    Subjects: Physics and Society (physics.soc-ph); Data Analysis, Statistics and Probability (physics.data-an)

    We propose a representation of science as a citation-density landscape and investigate scaling rules with the field-specific citation density as a main topological property. We focus on the size-dependence of several main bibliometric indicators for a large set of research groups while distinguishing between top-performance and lower performance groups. We demonstrate that this representation of the science system is particularly effective to understand the role and the interdependencies of the different bibliometric indicators and related topological properties of the landscape.

  250. #251 sonic
    December 29, 2008

    250 comments. Not one mention of the actual argument from the book.
    Interesting.

  251. #252 Jonathan Vos Post
    December 29, 2008

    Re #251: “Not one mention of the actual argument from the book”

    When someone has thrown a handful of pseudoarguments against a wall, hoping that some of them stick, what does a reviewer do?

    One approach is to unpack them one by one, refute each, and thus reveal that the handful might as well have been filled with excrement.

    This, however, gives more credit to the book than it is due, and makes a too-long review of limited audience appeal.

    Another approach is to pick the most egregiously wrong argument, and refute it.

    This suffers the problems of allowing the True Believers to think that everything else in the book is true, and that the reviewer is merely nitpicking.

    How, one might wonder, does one refute something wich is not wrong, but is “not even wrong”?

    To cite from today’s version of wikipedia:

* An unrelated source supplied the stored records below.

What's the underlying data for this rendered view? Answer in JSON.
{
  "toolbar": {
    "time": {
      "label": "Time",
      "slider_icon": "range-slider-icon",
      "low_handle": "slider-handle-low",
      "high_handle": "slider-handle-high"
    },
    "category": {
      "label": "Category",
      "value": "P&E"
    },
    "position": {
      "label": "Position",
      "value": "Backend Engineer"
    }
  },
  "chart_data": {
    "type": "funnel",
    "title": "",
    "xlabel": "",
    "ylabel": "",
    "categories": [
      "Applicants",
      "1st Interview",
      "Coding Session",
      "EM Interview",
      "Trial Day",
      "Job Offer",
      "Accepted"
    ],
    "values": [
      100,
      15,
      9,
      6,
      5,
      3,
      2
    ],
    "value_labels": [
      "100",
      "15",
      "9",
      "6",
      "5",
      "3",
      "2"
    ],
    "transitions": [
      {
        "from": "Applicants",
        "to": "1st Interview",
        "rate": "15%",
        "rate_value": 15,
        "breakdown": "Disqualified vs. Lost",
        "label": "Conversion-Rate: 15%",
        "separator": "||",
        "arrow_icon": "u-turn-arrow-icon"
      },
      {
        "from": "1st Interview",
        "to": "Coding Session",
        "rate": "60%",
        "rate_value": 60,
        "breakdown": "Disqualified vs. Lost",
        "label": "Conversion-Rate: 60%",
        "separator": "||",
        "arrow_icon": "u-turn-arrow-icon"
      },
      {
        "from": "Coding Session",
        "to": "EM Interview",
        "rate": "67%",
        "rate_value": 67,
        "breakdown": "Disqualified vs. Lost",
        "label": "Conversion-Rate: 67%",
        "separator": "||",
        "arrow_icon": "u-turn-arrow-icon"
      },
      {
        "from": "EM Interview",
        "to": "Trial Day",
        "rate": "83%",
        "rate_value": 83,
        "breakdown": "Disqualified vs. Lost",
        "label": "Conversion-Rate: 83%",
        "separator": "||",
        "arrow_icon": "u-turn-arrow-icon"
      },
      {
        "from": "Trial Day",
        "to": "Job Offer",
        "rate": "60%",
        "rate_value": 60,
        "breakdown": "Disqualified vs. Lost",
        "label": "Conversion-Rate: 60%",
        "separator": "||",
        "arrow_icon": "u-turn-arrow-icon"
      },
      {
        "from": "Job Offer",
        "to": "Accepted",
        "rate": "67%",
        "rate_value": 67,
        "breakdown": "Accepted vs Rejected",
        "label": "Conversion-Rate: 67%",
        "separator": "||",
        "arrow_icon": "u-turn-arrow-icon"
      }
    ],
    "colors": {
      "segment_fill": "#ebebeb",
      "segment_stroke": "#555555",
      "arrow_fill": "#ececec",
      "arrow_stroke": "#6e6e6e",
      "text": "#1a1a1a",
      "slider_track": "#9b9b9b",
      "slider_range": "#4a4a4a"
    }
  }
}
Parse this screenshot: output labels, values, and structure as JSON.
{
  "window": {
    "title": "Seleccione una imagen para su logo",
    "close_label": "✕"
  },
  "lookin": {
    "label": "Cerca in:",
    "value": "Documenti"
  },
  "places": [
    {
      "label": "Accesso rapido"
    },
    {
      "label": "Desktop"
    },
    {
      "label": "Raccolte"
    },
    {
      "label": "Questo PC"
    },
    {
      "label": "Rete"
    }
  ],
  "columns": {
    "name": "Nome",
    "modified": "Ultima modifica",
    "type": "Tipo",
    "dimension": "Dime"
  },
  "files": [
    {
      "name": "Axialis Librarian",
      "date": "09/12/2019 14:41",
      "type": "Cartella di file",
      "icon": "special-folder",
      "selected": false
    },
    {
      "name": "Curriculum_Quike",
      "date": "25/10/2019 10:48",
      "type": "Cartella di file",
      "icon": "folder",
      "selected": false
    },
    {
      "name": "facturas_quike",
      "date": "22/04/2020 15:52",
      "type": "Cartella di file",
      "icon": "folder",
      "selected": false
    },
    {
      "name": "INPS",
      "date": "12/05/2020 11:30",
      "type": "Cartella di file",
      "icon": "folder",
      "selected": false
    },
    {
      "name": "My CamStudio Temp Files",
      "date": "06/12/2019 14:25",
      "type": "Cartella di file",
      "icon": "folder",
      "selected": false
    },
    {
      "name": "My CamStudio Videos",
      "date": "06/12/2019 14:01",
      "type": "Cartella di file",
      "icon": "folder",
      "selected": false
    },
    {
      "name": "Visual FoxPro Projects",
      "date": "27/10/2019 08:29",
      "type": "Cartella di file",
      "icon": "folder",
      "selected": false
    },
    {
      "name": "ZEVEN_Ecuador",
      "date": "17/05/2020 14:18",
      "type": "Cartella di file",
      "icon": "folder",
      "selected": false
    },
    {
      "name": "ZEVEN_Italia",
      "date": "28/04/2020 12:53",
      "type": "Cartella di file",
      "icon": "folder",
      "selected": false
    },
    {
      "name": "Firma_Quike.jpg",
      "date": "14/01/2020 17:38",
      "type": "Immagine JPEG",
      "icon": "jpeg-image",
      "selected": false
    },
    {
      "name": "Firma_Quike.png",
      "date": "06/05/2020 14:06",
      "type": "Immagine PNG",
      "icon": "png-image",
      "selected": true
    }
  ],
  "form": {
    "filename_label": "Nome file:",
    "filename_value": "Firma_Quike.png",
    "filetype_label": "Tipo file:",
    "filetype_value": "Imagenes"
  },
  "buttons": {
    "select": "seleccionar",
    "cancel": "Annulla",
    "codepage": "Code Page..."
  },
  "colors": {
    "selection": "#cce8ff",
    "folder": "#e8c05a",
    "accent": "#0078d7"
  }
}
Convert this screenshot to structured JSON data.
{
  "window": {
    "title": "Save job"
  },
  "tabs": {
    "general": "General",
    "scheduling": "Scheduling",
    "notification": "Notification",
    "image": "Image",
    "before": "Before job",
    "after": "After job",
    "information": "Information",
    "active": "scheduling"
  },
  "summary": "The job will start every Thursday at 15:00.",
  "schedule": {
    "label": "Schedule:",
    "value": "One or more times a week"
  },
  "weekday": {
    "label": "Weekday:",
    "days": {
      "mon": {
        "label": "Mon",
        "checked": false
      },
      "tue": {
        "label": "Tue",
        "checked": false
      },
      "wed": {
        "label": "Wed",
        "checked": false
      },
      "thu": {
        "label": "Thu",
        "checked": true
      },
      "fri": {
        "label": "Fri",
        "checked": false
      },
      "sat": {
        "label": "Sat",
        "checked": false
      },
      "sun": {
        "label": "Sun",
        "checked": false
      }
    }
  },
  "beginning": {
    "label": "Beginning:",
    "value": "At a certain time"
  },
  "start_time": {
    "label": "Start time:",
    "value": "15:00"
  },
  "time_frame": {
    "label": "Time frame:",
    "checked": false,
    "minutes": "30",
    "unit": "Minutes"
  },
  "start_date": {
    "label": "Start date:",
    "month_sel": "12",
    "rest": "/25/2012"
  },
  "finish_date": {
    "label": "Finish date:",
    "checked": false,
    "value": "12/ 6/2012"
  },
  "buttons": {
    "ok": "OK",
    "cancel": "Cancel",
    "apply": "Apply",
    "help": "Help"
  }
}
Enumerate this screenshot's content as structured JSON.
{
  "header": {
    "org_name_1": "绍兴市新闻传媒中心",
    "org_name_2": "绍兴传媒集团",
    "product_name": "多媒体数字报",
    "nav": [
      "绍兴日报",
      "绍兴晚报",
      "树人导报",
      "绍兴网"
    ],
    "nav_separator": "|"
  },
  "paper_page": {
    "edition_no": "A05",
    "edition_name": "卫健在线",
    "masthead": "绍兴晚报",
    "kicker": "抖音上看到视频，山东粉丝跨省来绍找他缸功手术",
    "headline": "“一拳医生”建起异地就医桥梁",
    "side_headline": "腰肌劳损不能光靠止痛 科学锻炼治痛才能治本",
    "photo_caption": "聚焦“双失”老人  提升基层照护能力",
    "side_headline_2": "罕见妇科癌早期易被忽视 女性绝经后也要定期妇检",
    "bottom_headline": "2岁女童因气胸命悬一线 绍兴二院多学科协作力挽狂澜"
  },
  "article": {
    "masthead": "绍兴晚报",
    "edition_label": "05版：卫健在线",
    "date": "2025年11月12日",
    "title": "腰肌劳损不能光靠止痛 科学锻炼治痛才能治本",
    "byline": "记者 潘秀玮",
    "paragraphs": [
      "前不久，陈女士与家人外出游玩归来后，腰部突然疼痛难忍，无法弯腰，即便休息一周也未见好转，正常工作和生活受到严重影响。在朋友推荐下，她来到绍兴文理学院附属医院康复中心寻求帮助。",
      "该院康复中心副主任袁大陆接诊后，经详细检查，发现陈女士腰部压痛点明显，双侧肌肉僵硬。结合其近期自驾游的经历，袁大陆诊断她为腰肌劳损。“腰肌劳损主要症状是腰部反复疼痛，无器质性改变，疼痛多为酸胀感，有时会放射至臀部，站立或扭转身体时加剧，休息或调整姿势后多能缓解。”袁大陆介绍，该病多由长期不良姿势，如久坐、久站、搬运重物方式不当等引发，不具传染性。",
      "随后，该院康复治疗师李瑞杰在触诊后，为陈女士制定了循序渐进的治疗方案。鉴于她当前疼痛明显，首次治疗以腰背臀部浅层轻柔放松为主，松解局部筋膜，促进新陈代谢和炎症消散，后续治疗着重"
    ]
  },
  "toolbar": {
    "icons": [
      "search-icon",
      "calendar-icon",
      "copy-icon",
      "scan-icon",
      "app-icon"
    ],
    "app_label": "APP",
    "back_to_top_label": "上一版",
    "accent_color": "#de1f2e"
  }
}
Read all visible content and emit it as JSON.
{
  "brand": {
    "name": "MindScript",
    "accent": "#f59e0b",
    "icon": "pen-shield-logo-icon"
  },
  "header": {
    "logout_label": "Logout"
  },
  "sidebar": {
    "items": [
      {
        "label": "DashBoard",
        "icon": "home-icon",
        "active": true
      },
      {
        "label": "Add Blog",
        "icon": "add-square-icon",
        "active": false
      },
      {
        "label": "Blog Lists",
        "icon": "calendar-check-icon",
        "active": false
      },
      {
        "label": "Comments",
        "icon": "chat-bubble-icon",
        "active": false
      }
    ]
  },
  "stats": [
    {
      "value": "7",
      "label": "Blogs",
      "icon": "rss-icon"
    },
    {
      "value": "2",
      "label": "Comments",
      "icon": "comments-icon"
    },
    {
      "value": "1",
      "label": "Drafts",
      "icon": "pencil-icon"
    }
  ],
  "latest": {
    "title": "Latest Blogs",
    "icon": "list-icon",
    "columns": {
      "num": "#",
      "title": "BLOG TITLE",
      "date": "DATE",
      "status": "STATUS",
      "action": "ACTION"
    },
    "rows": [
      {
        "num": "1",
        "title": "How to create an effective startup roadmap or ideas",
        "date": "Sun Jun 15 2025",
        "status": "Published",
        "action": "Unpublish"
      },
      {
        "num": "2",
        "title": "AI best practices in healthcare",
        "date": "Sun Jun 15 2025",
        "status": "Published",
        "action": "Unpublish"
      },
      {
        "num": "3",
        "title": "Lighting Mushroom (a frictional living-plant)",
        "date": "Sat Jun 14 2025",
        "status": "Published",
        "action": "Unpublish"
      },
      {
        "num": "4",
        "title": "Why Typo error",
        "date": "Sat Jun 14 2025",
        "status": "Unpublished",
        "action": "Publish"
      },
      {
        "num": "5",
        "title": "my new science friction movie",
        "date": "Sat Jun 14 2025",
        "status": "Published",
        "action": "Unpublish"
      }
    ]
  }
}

    An apparently scientific argument is said to be not even wrong if it is based on assumptions that are known to be incorrect, or alternately theories which cannot possibly be falsified or used to predict anything. The phrase was coined by the early quantum physicist Wolfgang Pauli, who was known for his colorful objections to incorrect or sloppy thinking.[1] Peierls (1960) writes of Pauli, “… a friend showed him the paper of a young physicist which he suspected was not of great value but on which he wanted Pauli’s views. Pauli remarked sadly, ‘That’s not right. It’s not even wrong’ “.[2] In science and philosophy, it is known as the principle of falsifiability.

    Statements which are “not even wrong” may be well-formed, but lack reference to anything physical (as in “Souls are immortal”, because the noun “soul” is not well-defined in terms of experimental results), or may simply be gobbledygook which appears meaningless (as in some of the Time Cube writings).

    The phrase “not even wrong” is often used to describe pseudoscience or bad science, and is considered derogatory.[3]

    1. Shermer M (2006). “Wronger Than Wrong”. Scientific American. http://www.sciam.com/article.cfm?id=wronger-than-wrong.
    2. Peierls R (1960). “Wolfgang Ernst Pauli, 1900-1958″. Biographical memoirs of fellows of the Royal Society (Royal Society (Great Britain)) 5: 174-92. doi:10.1098/rsbm.1960.0014.
    3. Oliver Burkeman (September 19, 2005). “Not even wrong”, The Guardian.

    If you prop up the “not even wrong” argument to make it meaningful, but wrong, then you stand accused of attacking a straw man.

    For reasons including these, I stand in full support of Dr. Mark Chu-Carroll. Behe is “not even wrong” — but his blather has moral, ethical, and intellectual consequences which ARE wrong. Biomedical practices predate Science as a profession, because of the life or death results. Behe, whatever he may believe, is de facto on the side of Death.